[Collected data entries]
▬▬▬▬▬▬

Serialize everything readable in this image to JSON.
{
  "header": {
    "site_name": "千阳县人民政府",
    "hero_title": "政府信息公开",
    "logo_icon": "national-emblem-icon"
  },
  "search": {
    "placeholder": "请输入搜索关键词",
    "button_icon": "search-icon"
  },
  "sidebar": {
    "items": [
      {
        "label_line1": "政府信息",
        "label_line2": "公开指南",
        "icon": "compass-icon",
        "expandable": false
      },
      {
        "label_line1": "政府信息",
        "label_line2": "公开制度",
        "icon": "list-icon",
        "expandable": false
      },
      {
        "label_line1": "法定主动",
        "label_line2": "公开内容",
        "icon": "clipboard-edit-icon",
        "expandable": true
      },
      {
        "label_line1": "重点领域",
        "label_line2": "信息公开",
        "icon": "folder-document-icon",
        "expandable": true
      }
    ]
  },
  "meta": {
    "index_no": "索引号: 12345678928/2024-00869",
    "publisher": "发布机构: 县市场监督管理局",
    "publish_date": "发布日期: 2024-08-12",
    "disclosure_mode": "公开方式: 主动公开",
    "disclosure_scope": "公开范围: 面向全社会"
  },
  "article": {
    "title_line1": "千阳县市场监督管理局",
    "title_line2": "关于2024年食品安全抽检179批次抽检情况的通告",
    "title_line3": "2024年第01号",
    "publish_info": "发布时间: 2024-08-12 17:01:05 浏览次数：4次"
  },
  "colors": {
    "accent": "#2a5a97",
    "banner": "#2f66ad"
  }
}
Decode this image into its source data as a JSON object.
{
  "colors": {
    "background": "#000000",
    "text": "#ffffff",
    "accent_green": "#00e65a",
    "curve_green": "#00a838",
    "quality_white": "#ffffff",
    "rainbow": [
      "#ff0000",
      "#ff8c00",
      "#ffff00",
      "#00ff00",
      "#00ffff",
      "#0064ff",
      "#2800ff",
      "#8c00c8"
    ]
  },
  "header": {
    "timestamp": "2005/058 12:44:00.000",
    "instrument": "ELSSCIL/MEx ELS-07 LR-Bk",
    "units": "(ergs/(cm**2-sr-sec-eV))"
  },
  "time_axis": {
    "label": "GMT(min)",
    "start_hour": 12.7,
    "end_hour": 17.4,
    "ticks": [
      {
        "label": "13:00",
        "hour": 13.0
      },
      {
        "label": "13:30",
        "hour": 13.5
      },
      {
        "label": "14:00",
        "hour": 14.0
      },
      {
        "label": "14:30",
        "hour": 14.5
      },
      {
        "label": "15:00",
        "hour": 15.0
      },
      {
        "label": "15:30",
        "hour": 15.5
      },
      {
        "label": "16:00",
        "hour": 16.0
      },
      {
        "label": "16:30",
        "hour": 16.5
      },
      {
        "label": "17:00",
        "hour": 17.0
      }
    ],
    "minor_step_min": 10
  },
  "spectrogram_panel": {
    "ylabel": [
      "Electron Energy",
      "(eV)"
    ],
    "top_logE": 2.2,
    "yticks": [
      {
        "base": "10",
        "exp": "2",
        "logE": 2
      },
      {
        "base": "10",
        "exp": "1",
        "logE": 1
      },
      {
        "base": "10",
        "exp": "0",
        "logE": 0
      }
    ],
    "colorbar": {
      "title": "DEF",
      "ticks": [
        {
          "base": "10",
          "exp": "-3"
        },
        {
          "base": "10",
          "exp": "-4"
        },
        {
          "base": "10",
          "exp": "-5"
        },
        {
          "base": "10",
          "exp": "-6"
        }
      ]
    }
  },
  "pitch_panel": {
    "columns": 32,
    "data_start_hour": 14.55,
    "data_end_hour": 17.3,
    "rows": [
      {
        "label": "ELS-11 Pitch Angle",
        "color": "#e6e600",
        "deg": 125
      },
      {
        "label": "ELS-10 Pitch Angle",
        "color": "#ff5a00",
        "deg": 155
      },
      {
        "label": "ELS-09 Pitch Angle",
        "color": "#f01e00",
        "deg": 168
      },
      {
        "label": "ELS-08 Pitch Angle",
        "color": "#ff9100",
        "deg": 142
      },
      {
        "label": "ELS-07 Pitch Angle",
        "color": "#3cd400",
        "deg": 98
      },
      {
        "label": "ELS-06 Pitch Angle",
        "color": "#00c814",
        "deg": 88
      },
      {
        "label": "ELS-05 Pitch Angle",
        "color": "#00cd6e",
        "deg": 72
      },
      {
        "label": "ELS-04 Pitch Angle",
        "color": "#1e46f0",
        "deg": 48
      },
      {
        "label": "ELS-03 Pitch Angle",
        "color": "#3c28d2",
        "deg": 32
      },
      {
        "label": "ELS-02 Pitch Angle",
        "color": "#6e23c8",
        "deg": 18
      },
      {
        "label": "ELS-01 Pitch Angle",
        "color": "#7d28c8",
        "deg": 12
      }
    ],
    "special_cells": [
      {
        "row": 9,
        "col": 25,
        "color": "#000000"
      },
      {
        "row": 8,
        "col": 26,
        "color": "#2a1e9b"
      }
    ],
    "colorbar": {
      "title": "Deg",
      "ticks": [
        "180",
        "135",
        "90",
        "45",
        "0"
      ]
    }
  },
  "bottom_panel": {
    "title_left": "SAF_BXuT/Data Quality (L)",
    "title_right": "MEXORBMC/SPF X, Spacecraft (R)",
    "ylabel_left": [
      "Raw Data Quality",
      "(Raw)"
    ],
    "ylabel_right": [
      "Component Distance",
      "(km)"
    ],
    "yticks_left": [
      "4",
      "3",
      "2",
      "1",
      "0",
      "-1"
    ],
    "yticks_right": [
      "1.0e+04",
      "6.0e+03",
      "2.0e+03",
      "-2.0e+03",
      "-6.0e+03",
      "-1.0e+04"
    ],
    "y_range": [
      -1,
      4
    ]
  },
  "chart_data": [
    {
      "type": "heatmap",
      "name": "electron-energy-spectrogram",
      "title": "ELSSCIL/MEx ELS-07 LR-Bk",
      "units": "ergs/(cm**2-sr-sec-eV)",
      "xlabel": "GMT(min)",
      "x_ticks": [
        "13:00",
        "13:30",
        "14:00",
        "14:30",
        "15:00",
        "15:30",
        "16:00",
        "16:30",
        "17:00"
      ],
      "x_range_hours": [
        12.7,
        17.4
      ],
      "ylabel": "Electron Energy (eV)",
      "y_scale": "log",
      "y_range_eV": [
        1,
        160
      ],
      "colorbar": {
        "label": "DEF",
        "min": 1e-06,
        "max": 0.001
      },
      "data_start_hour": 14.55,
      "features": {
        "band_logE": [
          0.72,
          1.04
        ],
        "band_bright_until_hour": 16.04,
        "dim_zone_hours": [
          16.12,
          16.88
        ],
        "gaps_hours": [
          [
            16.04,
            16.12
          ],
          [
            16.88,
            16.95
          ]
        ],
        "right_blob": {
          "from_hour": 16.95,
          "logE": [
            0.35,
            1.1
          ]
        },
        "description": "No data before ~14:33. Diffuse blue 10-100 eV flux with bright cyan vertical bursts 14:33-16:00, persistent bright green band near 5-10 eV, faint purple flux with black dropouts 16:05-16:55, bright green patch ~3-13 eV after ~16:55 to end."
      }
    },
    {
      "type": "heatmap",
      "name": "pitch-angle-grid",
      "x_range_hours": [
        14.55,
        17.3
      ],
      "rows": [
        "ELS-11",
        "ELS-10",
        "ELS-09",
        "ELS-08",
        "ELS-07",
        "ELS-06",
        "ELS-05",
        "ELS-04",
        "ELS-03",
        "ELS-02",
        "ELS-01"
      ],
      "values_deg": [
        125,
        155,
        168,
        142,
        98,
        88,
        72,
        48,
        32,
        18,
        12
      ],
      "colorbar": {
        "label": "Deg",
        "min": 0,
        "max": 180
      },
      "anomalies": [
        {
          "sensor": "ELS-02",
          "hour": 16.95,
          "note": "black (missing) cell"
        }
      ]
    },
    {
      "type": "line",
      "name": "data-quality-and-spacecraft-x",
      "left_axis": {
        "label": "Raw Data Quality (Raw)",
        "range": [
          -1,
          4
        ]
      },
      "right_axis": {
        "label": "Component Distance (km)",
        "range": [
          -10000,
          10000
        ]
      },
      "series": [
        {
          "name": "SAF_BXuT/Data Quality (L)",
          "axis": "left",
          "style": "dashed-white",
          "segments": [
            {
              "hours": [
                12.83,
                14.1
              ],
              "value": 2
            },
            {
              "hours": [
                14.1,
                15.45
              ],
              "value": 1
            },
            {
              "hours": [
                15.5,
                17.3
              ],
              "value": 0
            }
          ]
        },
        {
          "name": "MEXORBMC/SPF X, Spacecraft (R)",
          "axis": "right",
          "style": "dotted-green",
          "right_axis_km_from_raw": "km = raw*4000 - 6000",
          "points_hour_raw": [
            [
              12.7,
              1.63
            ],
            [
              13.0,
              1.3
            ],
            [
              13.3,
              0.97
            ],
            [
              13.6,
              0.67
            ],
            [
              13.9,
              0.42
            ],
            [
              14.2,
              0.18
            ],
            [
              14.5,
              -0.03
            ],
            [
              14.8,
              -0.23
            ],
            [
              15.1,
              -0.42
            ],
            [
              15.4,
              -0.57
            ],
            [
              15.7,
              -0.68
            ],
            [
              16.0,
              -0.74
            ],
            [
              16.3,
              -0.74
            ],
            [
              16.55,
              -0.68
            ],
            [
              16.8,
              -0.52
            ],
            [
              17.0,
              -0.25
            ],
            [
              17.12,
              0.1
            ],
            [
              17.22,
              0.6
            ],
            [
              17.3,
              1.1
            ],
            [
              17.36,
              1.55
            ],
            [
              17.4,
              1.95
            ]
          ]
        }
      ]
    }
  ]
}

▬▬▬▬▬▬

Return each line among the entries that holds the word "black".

**Written answer:**
        "description": "No data before ~14:33. Diffuse blue 10-100 eV flux with bright cyan vertical bursts 14:33-16:00, persistent bright green band near 5-10 eV, faint purple flux with black dropouts 16:05-16:55, bright green patch ~3-13 eV after ~16:55 to end."
          "note": "black (missing) cell"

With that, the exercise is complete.